» WHAT IS EXPECTED
Starting at the top line, return each entry word for word.

Items from an interface collection:
########################################

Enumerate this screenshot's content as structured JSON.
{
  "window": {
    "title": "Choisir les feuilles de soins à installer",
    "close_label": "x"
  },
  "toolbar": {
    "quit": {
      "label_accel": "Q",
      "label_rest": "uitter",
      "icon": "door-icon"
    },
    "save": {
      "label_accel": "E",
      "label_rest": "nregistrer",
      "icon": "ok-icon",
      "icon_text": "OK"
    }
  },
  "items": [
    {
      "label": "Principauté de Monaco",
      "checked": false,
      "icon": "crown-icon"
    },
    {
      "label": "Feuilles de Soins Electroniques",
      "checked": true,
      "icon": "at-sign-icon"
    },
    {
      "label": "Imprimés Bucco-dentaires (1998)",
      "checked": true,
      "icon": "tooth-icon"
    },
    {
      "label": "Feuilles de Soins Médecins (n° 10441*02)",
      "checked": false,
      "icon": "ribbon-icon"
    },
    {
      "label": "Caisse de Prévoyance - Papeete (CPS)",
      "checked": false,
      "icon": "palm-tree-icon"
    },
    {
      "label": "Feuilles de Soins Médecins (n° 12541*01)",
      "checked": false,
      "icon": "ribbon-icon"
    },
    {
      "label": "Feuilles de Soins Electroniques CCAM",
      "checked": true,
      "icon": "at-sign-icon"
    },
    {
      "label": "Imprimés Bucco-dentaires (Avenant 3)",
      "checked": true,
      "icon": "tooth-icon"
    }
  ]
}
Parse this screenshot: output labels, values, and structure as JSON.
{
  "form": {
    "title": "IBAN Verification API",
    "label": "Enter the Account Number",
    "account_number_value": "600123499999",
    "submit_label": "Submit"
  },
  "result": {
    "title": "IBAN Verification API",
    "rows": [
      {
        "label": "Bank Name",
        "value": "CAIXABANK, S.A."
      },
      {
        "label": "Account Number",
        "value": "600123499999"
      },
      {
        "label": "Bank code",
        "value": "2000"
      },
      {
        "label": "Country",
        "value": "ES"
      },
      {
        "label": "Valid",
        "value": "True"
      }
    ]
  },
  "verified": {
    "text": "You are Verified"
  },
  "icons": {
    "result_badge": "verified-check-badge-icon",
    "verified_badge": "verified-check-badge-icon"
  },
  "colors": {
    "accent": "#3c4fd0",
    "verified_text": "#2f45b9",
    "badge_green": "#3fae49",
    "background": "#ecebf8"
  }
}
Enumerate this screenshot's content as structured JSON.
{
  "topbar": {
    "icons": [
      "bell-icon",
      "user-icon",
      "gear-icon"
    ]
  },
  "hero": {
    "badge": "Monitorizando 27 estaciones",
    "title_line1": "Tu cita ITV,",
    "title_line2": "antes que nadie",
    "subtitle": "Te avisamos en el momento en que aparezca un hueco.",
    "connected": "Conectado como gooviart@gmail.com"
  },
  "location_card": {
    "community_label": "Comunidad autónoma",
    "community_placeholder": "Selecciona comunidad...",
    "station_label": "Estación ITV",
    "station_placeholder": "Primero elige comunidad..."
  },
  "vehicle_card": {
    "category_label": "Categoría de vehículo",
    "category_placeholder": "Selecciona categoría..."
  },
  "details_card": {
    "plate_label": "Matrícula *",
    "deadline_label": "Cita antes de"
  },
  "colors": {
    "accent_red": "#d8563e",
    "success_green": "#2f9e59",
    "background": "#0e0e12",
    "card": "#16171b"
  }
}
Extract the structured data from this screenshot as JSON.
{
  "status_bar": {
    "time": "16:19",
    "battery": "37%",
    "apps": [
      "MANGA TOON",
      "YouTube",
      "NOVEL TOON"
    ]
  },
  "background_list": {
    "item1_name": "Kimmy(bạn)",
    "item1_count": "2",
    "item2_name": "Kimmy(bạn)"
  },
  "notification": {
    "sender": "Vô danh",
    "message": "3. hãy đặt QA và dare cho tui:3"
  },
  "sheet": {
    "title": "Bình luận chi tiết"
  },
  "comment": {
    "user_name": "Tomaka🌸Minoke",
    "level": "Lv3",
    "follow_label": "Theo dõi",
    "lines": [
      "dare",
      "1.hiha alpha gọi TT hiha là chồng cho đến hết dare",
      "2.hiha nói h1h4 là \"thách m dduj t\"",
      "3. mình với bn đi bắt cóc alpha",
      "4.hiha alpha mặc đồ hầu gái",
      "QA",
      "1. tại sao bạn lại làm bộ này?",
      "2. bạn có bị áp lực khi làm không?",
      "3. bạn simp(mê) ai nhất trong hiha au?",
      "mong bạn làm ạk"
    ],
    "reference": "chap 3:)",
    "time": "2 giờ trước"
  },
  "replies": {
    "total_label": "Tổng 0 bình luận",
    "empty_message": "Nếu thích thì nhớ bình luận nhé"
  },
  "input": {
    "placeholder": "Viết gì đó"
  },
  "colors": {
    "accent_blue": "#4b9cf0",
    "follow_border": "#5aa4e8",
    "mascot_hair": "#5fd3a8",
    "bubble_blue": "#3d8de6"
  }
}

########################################

» RESPONSE
Enumerate this screenshot's content as structured JSON.
{
  "window": {
    "title": "Choisir les feuilles de soins à installer",
    "close_label": "x"
  },
  "toolbar": {
    "quit": {
      "label_accel": "Q",
      "label_rest": "uitter",
      "icon": "door-icon"
    },
    "save": {
      "label_accel": "E",
      "label_rest": "nregistrer",
      "icon": "ok-icon",
      "icon_text": "OK"
    }
  },
  "items": [
    {
      "label": "Principauté de Monaco",
      "checked": false,
      "icon": "crown-icon"
    },
    {
      "label": "Feuilles de Soins Electroniques",
      "checked": true,
      "icon": "at-sign-icon"
    },
    {
      "label": "Imprimés Bucco-dentaires (1998)",
      "checked": true,
      "icon": "tooth-icon"
    },
    {
      "label": "Feuilles de Soins Médecins (n° 10441*02)",
      "checked": false,
      "icon": "ribbon-icon"
    },
    {
      "label": "Caisse de Prévoyance - Papeete (CPS)",
      "checked": false,
      "icon": "palm-tree-icon"
    },
    {
      "label": "Feuilles de Soins Médecins (n° 12541*01)",
      "checked": false,
      "icon": "ribbon-icon"
    },
    {
      "label": "Feuilles de Soins Electroniques CCAM",
      "checked": true,
      "icon": "at-sign-icon"
    },
    {
      "label": "Imprimés Bucco-dentaires (Avenant 3)",
      "checked": true,
      "icon": "tooth-icon"
    }
  ]
}
Parse this screenshot: output labels, values, and structure as JSON.
{
  "form": {
    "title": "IBAN Verification API",
    "label": "Enter the Account Number",
    "account_number_value": "600123499999",
    "submit_label": "Submit"
  },
  "result": {
    "title": "IBAN Verification API",
    "rows": [
      {
        "label": "Bank Name",
        "value": "CAIXABANK, S.A."
      },
      {
        "label": "Account Number",
        "value": "600123499999"
      },
      {
        "label": "Bank code",
        "value": "2000"
      },
      {
        "label": "Country",
        "value": "ES"
      },
      {
        "label": "Valid",
        "value": "True"
      }
    ]
  },
  "verified": {
    "text": "You are Verified"
  },
  "icons": {
    "result_badge": "verified-check-badge-icon",
    "verified_badge": "verified-check-badge-icon"
  },
  "colors": {
    "accent": "#3c4fd0",
    "verified_text": "#2f45b9",
    "badge_green": "#3fae49",
    "background": "#ecebf8"
  }
}
Enumerate this screenshot's content as structured JSON.
{
  "topbar": {
    "icons": [
      "bell-icon",
      "user-icon",
      "gear-icon"
    ]
  },
  "hero": {
    "badge": "Monitorizando 27 estaciones",
    "title_line1": "Tu cita ITV,",
    "title_line2": "antes que nadie",
    "subtitle": "Te avisamos en el momento en que aparezca un hueco.",
    "connected": "Conectado como gooviart@gmail.com"
  },
  "location_card": {
    "community_label": "Comunidad autónoma",
    "community_placeholder": "Selecciona comunidad...",
    "station_label": "Estación ITV",
    "station_placeholder": "Primero elige comunidad..."
  },
  "vehicle_card": {
    "category_label": "Categoría de vehículo",
    "category_placeholder": "Selecciona categoría..."
  },
  "details_card": {
    "plate_label": "Matrícula *",
    "deadline_label": "Cita antes de"
  },
  "colors": {
    "accent_red": "#d8563e",
    "success_green": "#2f9e59",
    "background": "#0e0e12",
    "card": "#16171b"
  }
}
Extract the structured data from this screenshot as JSON.
{
  "status_bar": {
    "time": "16:19",
    "battery": "37%",
    "apps": [
      "MANGA TOON",
      "YouTube",
      "NOVEL TOON"
    ]
  },
  "background_list": {
    "item1_name": "Kimmy(bạn)",
    "item1_count": "2",
    "item2_name": "Kimmy(bạn)"
  },
  "notification": {
    "sender": "Vô danh",
    "message": "3. hãy đặt QA và dare cho tui:3"
  },
  "sheet": {
    "title": "Bình luận chi tiết"
  },
  "comment": {
    "user_name": "Tomaka🌸Minoke",
    "level": "Lv3",
    "follow_label": "Theo dõi",
    "lines": [
      "dare",
      "1.hiha alpha gọi TT hiha là chồng cho đến hết dare",
      "2.hiha nói h1h4 là \"thách m dduj t\"",
      "3. mình với bn đi bắt cóc alpha",
      "4.hiha alpha mặc đồ hầu gái",
      "QA",
      "1. tại sao bạn lại làm bộ này?",
      "2. bạn có bị áp lực khi làm không?",
      "3. bạn simp(mê) ai nhất trong hiha au?",
      "mong bạn làm ạk"
    ],
    "reference": "chap 3:)",
    "time": "2 giờ trước"
  },
  "replies": {
    "total_label": "Tổng 0 bình luận",
    "empty_message": "Nếu thích thì nhớ bình luận nhé"
  },
  "input": {
    "placeholder": "Viết gì đó"
  },
  "colors": {
    "accent_blue": "#4b9cf0",
    "follow_border": "#5aa4e8",
    "mascot_hair": "#5fd3a8",
    "bubble_blue": "#3d8de6"
  }
}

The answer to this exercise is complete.